■ **About this task**: The reply should consist of the entire listing, word for word.

■ **Records for processing**:
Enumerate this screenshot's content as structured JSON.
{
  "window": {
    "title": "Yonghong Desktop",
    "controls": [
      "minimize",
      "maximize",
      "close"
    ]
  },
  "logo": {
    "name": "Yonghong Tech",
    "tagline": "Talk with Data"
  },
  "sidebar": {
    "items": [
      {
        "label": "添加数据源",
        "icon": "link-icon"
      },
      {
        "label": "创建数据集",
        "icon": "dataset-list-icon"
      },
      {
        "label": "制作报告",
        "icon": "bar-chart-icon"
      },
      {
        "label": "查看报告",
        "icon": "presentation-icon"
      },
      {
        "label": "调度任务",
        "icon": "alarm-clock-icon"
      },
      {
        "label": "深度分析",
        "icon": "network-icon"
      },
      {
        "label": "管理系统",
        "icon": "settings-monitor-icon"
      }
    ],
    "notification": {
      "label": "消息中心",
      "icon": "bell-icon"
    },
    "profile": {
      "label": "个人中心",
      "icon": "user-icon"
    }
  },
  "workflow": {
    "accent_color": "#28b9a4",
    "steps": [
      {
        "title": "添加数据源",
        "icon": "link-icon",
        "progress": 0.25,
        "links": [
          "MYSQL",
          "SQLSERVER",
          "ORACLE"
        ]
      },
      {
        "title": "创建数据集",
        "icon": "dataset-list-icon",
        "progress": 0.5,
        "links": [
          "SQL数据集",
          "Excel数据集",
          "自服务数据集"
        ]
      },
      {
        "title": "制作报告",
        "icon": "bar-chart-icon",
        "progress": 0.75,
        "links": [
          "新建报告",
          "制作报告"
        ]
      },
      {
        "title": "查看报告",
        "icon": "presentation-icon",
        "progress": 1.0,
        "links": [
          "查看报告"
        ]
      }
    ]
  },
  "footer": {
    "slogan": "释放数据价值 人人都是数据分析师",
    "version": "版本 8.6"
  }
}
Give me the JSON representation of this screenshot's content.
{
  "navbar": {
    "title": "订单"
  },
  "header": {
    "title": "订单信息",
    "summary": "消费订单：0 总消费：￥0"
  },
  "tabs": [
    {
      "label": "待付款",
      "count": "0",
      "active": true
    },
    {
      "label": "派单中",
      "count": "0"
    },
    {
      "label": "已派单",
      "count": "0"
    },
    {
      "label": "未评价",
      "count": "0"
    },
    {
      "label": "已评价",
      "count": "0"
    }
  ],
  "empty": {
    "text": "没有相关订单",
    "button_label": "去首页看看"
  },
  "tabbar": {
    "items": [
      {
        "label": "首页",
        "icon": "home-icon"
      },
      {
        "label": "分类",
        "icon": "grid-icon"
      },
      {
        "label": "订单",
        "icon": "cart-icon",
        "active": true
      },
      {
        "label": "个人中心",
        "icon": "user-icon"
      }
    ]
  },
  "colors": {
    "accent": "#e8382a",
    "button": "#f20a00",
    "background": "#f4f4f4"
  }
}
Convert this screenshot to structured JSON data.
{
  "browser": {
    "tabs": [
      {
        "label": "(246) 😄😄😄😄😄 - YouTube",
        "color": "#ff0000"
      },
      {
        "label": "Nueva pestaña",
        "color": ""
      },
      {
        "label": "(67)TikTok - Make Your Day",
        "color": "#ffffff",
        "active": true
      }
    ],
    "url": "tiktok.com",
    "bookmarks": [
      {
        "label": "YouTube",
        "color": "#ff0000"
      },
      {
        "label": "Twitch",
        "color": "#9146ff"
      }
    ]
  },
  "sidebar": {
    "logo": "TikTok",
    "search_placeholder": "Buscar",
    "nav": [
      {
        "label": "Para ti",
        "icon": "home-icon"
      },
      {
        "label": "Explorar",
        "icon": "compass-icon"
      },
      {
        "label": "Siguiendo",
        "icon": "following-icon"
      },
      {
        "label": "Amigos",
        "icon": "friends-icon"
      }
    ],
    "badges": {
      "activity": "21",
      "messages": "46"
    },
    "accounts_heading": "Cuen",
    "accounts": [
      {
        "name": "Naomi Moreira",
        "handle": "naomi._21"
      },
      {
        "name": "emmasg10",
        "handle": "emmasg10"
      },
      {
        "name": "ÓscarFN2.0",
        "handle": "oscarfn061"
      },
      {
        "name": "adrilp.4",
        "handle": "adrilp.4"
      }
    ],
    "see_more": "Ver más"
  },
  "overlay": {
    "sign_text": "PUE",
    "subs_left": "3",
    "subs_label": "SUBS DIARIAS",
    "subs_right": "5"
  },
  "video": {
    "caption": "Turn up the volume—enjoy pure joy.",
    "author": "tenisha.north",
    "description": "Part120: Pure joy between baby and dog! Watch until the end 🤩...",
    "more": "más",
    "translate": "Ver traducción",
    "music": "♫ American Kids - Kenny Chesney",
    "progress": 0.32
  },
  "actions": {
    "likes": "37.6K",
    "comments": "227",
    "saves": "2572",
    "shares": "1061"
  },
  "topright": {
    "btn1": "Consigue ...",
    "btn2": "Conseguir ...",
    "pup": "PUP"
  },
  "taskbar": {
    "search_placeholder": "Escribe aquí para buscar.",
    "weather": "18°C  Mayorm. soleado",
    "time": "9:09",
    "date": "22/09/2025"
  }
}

■ **Answer below**:
Enumerate this screenshot's content as structured JSON.
{
  "window": {
    "title": "Yonghong Desktop",
    "controls": [
      "minimize",
      "maximize",
      "close"
    ]
  },
  "logo": {
    "name": "Yonghong Tech",
    "tagline": "Talk with Data"
  },
  "sidebar": {
    "items": [
      {
        "label": "添加数据源",
        "icon": "link-icon"
      },
      {
        "label": "创建数据集",
        "icon": "dataset-list-icon"
      },
      {
        "label": "制作报告",
        "icon": "bar-chart-icon"
      },
      {
        "label": "查看报告",
        "icon": "presentation-icon"
      },
      {
        "label": "调度任务",
        "icon": "alarm-clock-icon"
      },
      {
        "label": "深度分析",
        "icon": "network-icon"
      },
      {
        "label": "管理系统",
        "icon": "settings-monitor-icon"
      }
    ],
    "notification": {
      "label": "消息中心",
      "icon": "bell-icon"
    },
    "profile": {
      "label": "个人中心",
      "icon": "user-icon"
    }
  },
  "workflow": {
    "accent_color": "#28b9a4",
    "steps": [
      {
        "title": "添加数据源",
        "icon": "link-icon",
        "progress": 0.25,
        "links": [
          "MYSQL",
          "SQLSERVER",
          "ORACLE"
        ]
      },
      {
        "title": "创建数据集",
        "icon": "dataset-list-icon",
        "progress": 0.5,
        "links": [
          "SQL数据集",
          "Excel数据集",
          "自服务数据集"
        ]
      },
      {
        "title": "制作报告",
        "icon": "bar-chart-icon",
        "progress": 0.75,
        "links": [
          "新建报告",
          "制作报告"
        ]
      },
      {
        "title": "查看报告",
        "icon": "presentation-icon",
        "progress": 1.0,
        "links": [
          "查看报告"
        ]
      }
    ]
  },
  "footer": {
    "slogan": "释放数据价值 人人都是数据分析师",
    "version": "版本 8.6"
  }
}
Give me the JSON representation of this screenshot's content.
{
  "navbar": {
    "title": "订单"
  },
  "header": {
    "title": "订单信息",
    "summary": "消费订单：0 总消费：￥0"
  },
  "tabs": [
    {
      "label": "待付款",
      "count": "0",
      "active": true
    },
    {
      "label": "派单中",
      "count": "0"
    },
    {
      "label": "已派单",
      "count": "0"
    },
    {
      "label": "未评价",
      "count": "0"
    },
    {
      "label": "已评价",
      "count": "0"
    }
  ],
  "empty": {
    "text": "没有相关订单",
    "button_label": "去首页看看"
  },
  "tabbar": {
    "items": [
      {
        "label": "首页",
        "icon": "home-icon"
      },
      {
        "label": "分类",
        "icon": "grid-icon"
      },
      {
        "label": "订单",
        "icon": "cart-icon",
        "active": true
      },
      {
        "label": "个人中心",
        "icon": "user-icon"
      }
    ]
  },
  "colors": {
    "accent": "#e8382a",
    "button": "#f20a00",
    "background": "#f4f4f4"
  }
}
Convert this screenshot to structured JSON data.
{
  "browser": {
    "tabs": [
      {
        "label": "(246) 😄😄😄😄😄 - YouTube",
        "color": "#ff0000"
      },
      {
        "label": "Nueva pestaña",
        "color": ""
      },
      {
        "label": "(67)TikTok - Make Your Day",
        "color": "#ffffff",
        "active": true
      }
    ],
    "url": "tiktok.com",
    "bookmarks": [
      {
        "label": "YouTube",
        "color": "#ff0000"
      },
      {
        "label": "Twitch",
        "color": "#9146ff"
      }
    ]
  },
  "sidebar": {
    "logo": "TikTok",
    "search_placeholder": "Buscar",
    "nav": [
      {
        "label": "Para ti",
        "icon": "home-icon"
      },
      {
        "label": "Explorar",
        "icon": "compass-icon"
      },
      {
        "label": "Siguiendo",
        "icon": "following-icon"
      },
      {
        "label": "Amigos",
        "icon": "friends-icon"
      }
    ],
    "badges": {
      "activity": "21",
      "messages": "46"
    },
    "accounts_heading": "Cuen",
    "accounts": [
      {
        "name": "Naomi Moreira",
        "handle": "naomi._21"
      },
      {
        "name": "emmasg10",
        "handle": "emmasg10"
      },
      {
        "name": "ÓscarFN2.0",
        "handle": "oscarfn061"
      },
      {
        "name": "adrilp.4",
        "handle": "adrilp.4"
      }
    ],
    "see_more": "Ver más"
  },
  "overlay": {
    "sign_text": "PUE",
    "subs_left": "3",
    "subs_label": "SUBS DIARIAS",
    "subs_right": "5"
  },
  "video": {
    "caption": "Turn up the volume—enjoy pure joy.",
    "author": "tenisha.north",
    "description": "Part120: Pure joy between baby and dog! Watch until the end 🤩...",
    "more": "más",
    "translate": "Ver traducción",
    "music": "♫ American Kids - Kenny Chesney",
    "progress": 0.32
  },
  "actions": {
    "likes": "37.6K",
    "comments": "227",
    "saves": "2572",
    "shares": "1061"
  },
  "topright": {
    "btn1": "Consigue ...",
    "btn2": "Conseguir ...",
    "pup": "PUP"
  },
  "taskbar": {
    "search_placeholder": "Escribe aquí para buscar.",
    "weather": "18°C  Mayorm. soleado",
    "time": "9:09",
    "date": "22/09/2025"
  }
}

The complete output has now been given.